This is the drash (sermon) I gave at my rabbinic ordination in January, 2006. It is still relevant today. As I celebrate my 16th year as a rabbi, I share this with you. The Torah portions mentioned were read in synagogues during the prior two weeks during 2021/5782.
In this week’s Torah portion, Vayechi, Jacob blesses his son Joseph, by giving Joseph’s sons Maneshe and Ephraim a blessing. He says “y’varech et hana’arim v’yikare b’hem shmi v’shem avotai avraham v’yitzchak .” (Genesis 48:16) “Bless the young ones, may MY name be called through them and in the name of my forefathers Abraham and Isaac”
Simply stated, “May the memories of the ancestors be upon them as a blessing.”
We also see in Shmot, next week’s parashah, God says to Moses, “Ze shmi l’olam, v’zeh zichri l’dor dor.”(Exodus 3:15) “This shall be My name forever. This is my memorial from generation to generation.”
Once again, the name is used for a blessing.
In our tradition, we say of loved ones who have died, “Zichronam livracha” “May their memory be a blessing.”
Sometimes we say, “alav or aleha shalom”…May peace be upon him or her.
This is one of our most precious meditation practices. When we mention the dead and stop to say zichrono livracha, or aleha shalom, we have the opportunity to continue our conversations with them, to receive blessing, and to offer them blessing, through the process of remembering them.
One day, I received an unexpected call from someone I didn’t know from New York who was trying to reach someone else at Kehilla Community Synagogue and stumbled upon my name and number in the process. She told me that she knew my family from when I was a child. My whole family. And then she said, “I knew your sister Julie, zichrona livracha.” She said that they were the same age. It made me stop. The fact that she said her name and then followed it by zichrona livracha took my breath away. I don’t believe I had ever heard anyone say Julie’s name with that blessing before. I asked myself, what was the blessing that I was suppose to receive by remembering her in this moment? I thought about it for many days. What is the blessing? My sister died a tragic death and for most of my life remembering her did not always feel like a blessing. It was a difficult memory. It brought great pain and suffering to our family.

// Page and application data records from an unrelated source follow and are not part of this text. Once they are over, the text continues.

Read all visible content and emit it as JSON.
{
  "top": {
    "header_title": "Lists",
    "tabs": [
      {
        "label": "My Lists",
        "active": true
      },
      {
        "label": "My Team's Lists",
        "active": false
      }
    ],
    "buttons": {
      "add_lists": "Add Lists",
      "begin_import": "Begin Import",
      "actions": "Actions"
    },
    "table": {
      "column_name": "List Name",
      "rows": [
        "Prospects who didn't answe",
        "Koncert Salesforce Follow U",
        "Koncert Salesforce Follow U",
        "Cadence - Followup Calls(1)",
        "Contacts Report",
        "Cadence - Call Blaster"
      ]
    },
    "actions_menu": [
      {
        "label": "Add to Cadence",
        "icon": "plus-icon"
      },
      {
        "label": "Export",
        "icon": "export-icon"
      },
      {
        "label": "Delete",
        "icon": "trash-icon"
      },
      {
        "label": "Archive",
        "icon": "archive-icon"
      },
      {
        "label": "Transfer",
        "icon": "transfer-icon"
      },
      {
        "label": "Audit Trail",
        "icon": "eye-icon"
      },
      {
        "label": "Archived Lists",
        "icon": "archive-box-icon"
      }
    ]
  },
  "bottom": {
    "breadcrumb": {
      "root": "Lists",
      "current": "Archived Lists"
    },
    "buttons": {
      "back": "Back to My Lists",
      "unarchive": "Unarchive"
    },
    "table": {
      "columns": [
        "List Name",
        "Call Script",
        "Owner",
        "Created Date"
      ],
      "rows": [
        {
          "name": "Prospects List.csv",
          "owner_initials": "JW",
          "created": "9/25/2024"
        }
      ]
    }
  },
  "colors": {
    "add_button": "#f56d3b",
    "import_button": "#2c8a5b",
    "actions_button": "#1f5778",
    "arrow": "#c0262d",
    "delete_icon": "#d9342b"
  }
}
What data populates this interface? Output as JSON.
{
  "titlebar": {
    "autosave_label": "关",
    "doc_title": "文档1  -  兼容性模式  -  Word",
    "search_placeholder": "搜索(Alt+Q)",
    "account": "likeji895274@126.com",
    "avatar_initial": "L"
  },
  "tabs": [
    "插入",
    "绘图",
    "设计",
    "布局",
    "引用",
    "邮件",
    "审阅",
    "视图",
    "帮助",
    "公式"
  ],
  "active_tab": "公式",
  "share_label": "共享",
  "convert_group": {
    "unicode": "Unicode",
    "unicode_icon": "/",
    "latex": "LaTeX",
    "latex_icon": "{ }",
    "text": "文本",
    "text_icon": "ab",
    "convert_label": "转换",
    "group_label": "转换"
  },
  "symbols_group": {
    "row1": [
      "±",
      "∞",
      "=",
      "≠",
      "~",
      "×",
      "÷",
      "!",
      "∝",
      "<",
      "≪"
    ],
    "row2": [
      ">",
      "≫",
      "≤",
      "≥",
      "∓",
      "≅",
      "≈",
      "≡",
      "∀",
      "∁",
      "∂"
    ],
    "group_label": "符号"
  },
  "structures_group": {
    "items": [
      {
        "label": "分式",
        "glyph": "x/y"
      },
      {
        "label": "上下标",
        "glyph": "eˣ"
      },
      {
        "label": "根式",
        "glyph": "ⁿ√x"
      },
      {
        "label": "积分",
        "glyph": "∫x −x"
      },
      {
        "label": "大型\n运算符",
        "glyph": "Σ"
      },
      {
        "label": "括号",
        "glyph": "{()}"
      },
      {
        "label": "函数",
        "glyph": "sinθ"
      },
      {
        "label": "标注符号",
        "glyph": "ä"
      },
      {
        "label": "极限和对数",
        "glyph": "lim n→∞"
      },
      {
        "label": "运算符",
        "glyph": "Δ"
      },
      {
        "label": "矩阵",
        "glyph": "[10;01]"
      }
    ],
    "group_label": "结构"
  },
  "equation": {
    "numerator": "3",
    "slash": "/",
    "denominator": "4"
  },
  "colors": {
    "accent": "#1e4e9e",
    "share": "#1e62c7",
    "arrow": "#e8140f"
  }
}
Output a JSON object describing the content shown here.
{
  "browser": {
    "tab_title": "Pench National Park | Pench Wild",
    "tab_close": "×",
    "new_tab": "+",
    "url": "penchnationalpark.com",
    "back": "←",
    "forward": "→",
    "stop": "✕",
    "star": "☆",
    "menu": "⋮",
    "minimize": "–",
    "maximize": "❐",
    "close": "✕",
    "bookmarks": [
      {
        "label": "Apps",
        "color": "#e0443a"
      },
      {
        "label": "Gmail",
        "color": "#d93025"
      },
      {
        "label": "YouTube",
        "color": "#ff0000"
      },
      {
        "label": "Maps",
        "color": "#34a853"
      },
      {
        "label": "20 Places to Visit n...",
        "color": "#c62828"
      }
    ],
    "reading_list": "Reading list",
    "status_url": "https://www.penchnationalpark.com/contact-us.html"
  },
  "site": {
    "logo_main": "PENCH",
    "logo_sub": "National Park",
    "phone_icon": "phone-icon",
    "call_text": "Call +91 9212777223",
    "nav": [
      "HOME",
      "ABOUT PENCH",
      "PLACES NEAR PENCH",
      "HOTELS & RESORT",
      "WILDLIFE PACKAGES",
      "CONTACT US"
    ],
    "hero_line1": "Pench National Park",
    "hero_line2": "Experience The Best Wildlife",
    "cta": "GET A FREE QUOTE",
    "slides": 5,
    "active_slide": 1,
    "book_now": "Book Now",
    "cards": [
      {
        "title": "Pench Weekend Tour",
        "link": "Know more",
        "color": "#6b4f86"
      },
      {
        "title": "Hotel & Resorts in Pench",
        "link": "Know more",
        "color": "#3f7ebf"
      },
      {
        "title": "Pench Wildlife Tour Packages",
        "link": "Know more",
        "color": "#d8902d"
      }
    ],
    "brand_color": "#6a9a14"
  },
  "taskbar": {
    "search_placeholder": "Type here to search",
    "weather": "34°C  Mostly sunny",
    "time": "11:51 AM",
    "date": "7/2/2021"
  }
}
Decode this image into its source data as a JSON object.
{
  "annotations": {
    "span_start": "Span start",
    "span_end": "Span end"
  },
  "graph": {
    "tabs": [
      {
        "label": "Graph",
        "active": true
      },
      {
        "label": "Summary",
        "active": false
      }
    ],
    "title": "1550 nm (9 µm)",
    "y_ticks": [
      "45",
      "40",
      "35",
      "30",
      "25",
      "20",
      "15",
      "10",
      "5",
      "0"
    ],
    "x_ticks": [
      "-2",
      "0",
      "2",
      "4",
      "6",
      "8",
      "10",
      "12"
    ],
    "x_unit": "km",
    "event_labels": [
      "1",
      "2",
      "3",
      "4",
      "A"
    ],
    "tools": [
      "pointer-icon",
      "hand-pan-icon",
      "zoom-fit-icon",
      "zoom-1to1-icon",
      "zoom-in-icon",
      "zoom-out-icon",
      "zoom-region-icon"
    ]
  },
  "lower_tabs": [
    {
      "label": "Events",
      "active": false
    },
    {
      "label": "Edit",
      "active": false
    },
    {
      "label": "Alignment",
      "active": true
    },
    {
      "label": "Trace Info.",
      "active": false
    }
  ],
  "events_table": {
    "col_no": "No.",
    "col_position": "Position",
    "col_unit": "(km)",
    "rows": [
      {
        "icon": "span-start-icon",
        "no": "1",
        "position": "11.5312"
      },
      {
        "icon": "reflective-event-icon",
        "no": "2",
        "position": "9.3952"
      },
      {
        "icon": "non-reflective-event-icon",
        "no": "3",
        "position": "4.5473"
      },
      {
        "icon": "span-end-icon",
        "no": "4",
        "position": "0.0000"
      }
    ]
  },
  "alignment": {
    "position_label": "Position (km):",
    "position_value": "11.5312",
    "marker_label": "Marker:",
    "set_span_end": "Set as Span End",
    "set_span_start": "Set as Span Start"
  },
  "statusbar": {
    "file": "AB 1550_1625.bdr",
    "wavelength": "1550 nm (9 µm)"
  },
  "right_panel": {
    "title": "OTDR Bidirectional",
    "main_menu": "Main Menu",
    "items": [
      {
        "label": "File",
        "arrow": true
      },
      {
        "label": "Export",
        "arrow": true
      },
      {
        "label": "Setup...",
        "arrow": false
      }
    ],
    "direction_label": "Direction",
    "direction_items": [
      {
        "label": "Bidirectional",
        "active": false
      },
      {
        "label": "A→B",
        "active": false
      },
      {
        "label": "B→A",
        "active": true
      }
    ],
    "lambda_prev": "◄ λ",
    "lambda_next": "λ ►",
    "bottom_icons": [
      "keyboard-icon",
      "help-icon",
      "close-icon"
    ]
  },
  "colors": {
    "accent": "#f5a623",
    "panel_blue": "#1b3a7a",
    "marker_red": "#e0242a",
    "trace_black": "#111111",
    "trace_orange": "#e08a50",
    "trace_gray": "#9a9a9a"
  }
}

I suspect that there may be people in your families who have died for whom remembering them wouldn’t always feel like a blessing. And yet, our tradition asks us to remember them as a blessing EVERY TIME we mention their name. Is this a mean trick–a way to ignore reality? I believe it offers us an opportunity. An opportunity for healing.
Reb Marcia invites us to see a bracha (a blessing) as the process of humbling ourselves by bending the knees (birkayim), reaching into the pool (breycha) and experiencing the fountain of blessings as ENDLESS POSSIBILITIES.
Zichrona livracha –“may her memory be for endless possibilities”. Whether you are the survivor of someone who experienced a tragic death, whether you have only difficult feelings about the person who died, or whether all you can remember are sweet moments, by saying zichrono livracha, we open the door to endless possibilities. To anger, radical amazement, deep grief, a softening of the belly, the warmth of our heart, deep humility. The key is that there are endless possibilities…The door is open to those who have died, and to our own healing process.
“Zecher tzaddik livrecha l’chayei haolam haba” “Remember this good person for a blessing for life in the world to come.” By saying this expression when we remember someone who has departed, we send blessings to them-endless possibilities-in the world they inhabit.
We come together today in sacred community, a day filled with many brachot, many blessings. A day that offers us endless possibilities from the deep pool of blessing.
Please join me in dipping into that pool by bringing into your heart and mind someone in your life who has died, to remember them for a blessing of endless possibilities.
The door is open to continue your conversation with them. We may think we know what this conversation should be, but just for today, just for today, allow the conversation to arise on its own-in the quiet and sacredness of this community.
Zecher tzaddik livracha — May their memories bless our lives….
Thank you for posting this. I imagine it is poignant and timely as it was sixteen years ago. I like the possibilities of endlessness
Dan Fendel says
This is lovely. It really illuminates the phrase “zichrono livracha.”